Magamama | Painful Sex After Childbirth-and What to Do About It

Many women come to me wondering why sex is painful after childbirth. Here is what I tell them:

First of all you are not alone. It is something that as women we don’t often talk about with each other.

The bad news is most women experience pain during sex after having a child.

The good news is that there are many potential causes for the pain you are experiencing and they are all resolve-able.

The most common causes for discomfort during intercourse are lack of lubrication and scar tissue impediments.

Lack of lubrication is generally caused by dehydration or lack of sufficient arousal.  If you are breastfeeding you are already secreting A LOT of liquids.  Vaginal lubrication requires even more secretion. The best remedy for this is to drink even more water. Up all your fluid intake but especially water, fresh juices and herbal teas.  You also may want to include moistening foods in your diets, like pears, and even consider an aloe vera shot a day.

The second reason for lack of lubrication is lack of arousal- but don’t worry that doesn’t mean that your partner doesn’t turn you on… it just means that you may not be taking enough time to get yourself primed for intercourse. If you are like most new parents, you are exhausted and in a juggling act of keeping your work and home in order while learning how to parent a child.
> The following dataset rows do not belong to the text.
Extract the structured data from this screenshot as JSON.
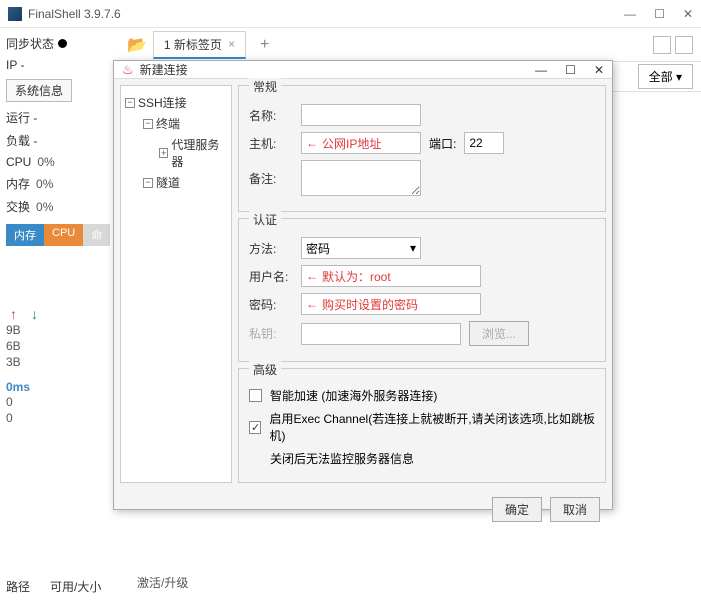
{
  "app": {
    "title": "FinalShell 3.9.7.6"
  },
  "sidebar": {
    "sync": "同步状态",
    "ip": "IP -",
    "sysinfo": "系统信息",
    "run": "运行 -",
    "load": "负载 -",
    "cpu": "CPU",
    "cpu_pct": "0%",
    "mem": "内存",
    "mem_pct": "0%",
    "swap": "交换",
    "swap_pct": "0%",
    "box_mem": "内存",
    "box_cpu": "CPU",
    "box_cmd": "命",
    "s1": "9B",
    "s2": "6B",
    "s3": "3B",
    "latency": "0ms",
    "z1": "0",
    "z2": "0",
    "path_label": "路径",
    "size_label": "可用/大小",
    "activate": "激活/升级"
  },
  "tabs": {
    "tab1": "1 新标签页",
    "new": "+"
  },
  "toolbar": {
    "all": "全部"
  },
  "dialog": {
    "title": "新建连接",
    "tree": {
      "root": "SSH连接",
      "n1": "终端",
      "n2": "代理服务器",
      "n3": "隧道"
    },
    "general": {
      "legend": "常规",
      "name": "名称:",
      "host": "主机:",
      "host_note": "公网IP地址",
      "port": "端口:",
      "port_val": "22",
      "remark": "备注:"
    },
    "auth": {
      "legend": "认证",
      "method": "方法:",
      "method_val": "密码",
      "user": "用户名:",
      "user_note": "默认为：root",
      "pwd": "密码:",
      "pwd_note": "购买时设置的密码",
      "key": "私钥:",
      "browse": "浏览..."
    },
    "adv": {
      "legend": "高级",
      "smart": "智能加速 (加速海外服务器连接)",
      "exec1": "启用Exec Channel(若连接上就被断开,请关闭该选项,比如跳板机)",
      "exec2": "关闭后无法监控服务器信息"
    },
    "ok": "确定",
    "cancel": "取消"
  }
}
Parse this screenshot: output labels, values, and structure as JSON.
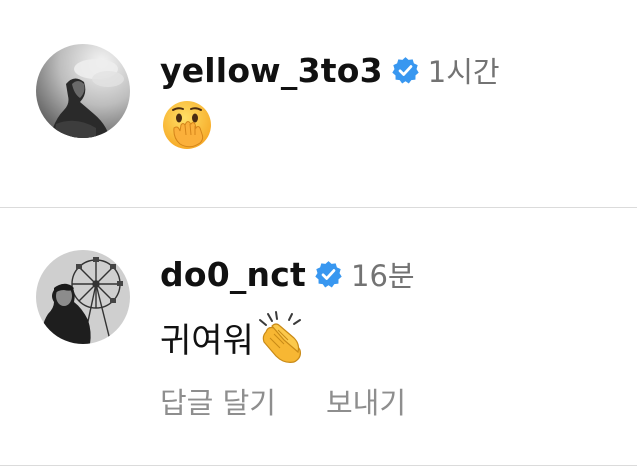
{
  "comments": [
    {
      "username": "yellow_3to3",
      "verified": true,
      "timestamp": "1시간",
      "text": "",
      "emoji": "face-with-hand-over-mouth-emoji",
      "avatar": "grayscale-profile-photo"
    },
    {
      "username": "do0_nct",
      "verified": true,
      "timestamp": "16분",
      "text": "귀여워",
      "emoji": "clapping-hands-emoji",
      "avatar": "grayscale-ferris-wheel-photo",
      "actions": {
        "reply": "답글 달기",
        "send": "보내기"
      }
    }
  ],
  "colors": {
    "username": "#111111",
    "timestamp": "#737373",
    "action_text": "#8e8e8e",
    "verified_badge": "#3897f0",
    "divider": "#dbdbdb"
  }
}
You have less time for intimacy. And the time you do have is often interrupted.  Full physical arousal for women meaning that you are fully engorged and lubricated takes on average 45 minutes.

While that might seem like forever, it is worth it to go for quality and not quantity right now in your partnership. When you tell your partner that you are interested in devoting more time to your intimacy, I can guarantee he or she will be thrilled to care for you in that way and receive your attention as well.
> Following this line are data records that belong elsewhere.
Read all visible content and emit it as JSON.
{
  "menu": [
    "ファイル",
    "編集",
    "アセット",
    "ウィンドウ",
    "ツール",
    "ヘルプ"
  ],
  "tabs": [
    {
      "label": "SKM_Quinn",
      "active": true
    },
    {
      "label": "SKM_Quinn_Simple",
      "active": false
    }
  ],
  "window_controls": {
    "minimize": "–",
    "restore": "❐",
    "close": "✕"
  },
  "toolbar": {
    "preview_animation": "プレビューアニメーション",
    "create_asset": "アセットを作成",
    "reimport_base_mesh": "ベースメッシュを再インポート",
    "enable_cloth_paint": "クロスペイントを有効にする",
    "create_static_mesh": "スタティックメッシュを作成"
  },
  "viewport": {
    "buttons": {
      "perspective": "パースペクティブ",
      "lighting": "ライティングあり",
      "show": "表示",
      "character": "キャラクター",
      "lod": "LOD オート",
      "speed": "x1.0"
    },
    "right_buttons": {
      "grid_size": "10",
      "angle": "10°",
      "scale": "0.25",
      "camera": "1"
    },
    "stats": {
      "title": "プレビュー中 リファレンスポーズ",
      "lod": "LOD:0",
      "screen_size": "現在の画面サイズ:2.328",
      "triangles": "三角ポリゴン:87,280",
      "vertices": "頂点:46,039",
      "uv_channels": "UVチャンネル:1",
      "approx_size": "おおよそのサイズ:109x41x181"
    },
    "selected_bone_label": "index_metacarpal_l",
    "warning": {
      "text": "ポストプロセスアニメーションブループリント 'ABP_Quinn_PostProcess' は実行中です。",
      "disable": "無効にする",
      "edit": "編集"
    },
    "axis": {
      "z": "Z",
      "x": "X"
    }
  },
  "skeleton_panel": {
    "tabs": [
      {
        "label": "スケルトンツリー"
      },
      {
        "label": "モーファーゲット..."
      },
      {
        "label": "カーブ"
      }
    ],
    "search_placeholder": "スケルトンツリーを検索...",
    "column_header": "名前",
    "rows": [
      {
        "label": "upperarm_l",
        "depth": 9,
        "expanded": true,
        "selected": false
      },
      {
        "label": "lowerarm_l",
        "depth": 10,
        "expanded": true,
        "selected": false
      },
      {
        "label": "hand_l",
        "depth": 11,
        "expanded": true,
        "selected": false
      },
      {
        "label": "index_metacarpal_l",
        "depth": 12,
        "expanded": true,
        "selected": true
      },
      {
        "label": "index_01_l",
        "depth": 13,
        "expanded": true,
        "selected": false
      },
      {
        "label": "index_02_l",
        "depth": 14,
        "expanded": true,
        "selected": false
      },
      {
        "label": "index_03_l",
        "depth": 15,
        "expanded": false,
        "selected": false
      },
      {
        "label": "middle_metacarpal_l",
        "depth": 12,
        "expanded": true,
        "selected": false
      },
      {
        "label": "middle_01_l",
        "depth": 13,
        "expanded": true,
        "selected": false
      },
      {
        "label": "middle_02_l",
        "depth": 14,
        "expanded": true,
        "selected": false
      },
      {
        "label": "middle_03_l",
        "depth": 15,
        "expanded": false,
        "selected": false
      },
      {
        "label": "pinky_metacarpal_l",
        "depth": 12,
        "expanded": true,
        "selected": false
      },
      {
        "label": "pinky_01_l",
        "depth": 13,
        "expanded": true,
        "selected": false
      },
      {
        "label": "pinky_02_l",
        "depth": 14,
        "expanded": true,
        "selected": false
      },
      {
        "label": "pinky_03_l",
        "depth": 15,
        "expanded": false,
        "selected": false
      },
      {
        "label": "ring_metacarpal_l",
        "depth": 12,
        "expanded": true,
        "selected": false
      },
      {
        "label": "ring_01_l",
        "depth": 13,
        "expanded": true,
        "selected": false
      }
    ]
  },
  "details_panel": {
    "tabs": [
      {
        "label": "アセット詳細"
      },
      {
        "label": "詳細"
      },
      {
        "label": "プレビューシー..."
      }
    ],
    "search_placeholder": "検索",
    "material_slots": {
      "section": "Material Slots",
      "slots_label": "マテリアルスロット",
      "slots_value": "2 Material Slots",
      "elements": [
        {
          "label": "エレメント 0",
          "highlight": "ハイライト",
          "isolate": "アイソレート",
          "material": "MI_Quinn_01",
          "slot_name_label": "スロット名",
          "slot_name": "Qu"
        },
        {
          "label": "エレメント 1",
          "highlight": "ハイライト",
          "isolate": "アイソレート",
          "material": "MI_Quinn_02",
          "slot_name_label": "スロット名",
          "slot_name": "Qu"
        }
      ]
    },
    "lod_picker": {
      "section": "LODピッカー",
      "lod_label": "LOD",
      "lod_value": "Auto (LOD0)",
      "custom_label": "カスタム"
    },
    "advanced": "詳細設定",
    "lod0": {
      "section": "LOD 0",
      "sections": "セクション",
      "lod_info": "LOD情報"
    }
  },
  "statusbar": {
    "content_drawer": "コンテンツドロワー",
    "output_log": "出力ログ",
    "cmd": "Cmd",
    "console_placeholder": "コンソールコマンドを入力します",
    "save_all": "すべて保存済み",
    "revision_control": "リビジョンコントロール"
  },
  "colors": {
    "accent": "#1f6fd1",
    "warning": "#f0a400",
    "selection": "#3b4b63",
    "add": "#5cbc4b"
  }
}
So set aside one hour a week when you can be alone. Choose a time when your baby is napping or can be taken for a walk with a close friend or babysitter and devote that time to your partner. This time may be spent lying on the couch talking, kissing, or touching- it doesn’t necessarily have to involve intercourse.

Another reason you may be experiencing discomfort is because of scar tissue- if you tore, had an episiotomy or had a Cesarean section, there is scar tissue in your pelvic floor. Scar tissue is like a dense web with little gumball size “knots”- scar tissue does not stretch as easily as healthy tissue and when stretched there is a burning sensation. Depending on the surrounding tissue and individual situations, scar tissue can heal on its own.

Dissolving Scar Tissue

However it is faster and more effective to dissolve it through massage- manual pressure, heat and castor oil.  While that may sound daunting, it is easier than it sounds and provides enormous relief because that scar tissue can spread to other areas of your body contributing to lower back and pelvic pain. You can do this yourself, bravely exploring your own scar tissue, you can ask for help from your partner, or you can also seek out a pelvic floor physical therapist to help you.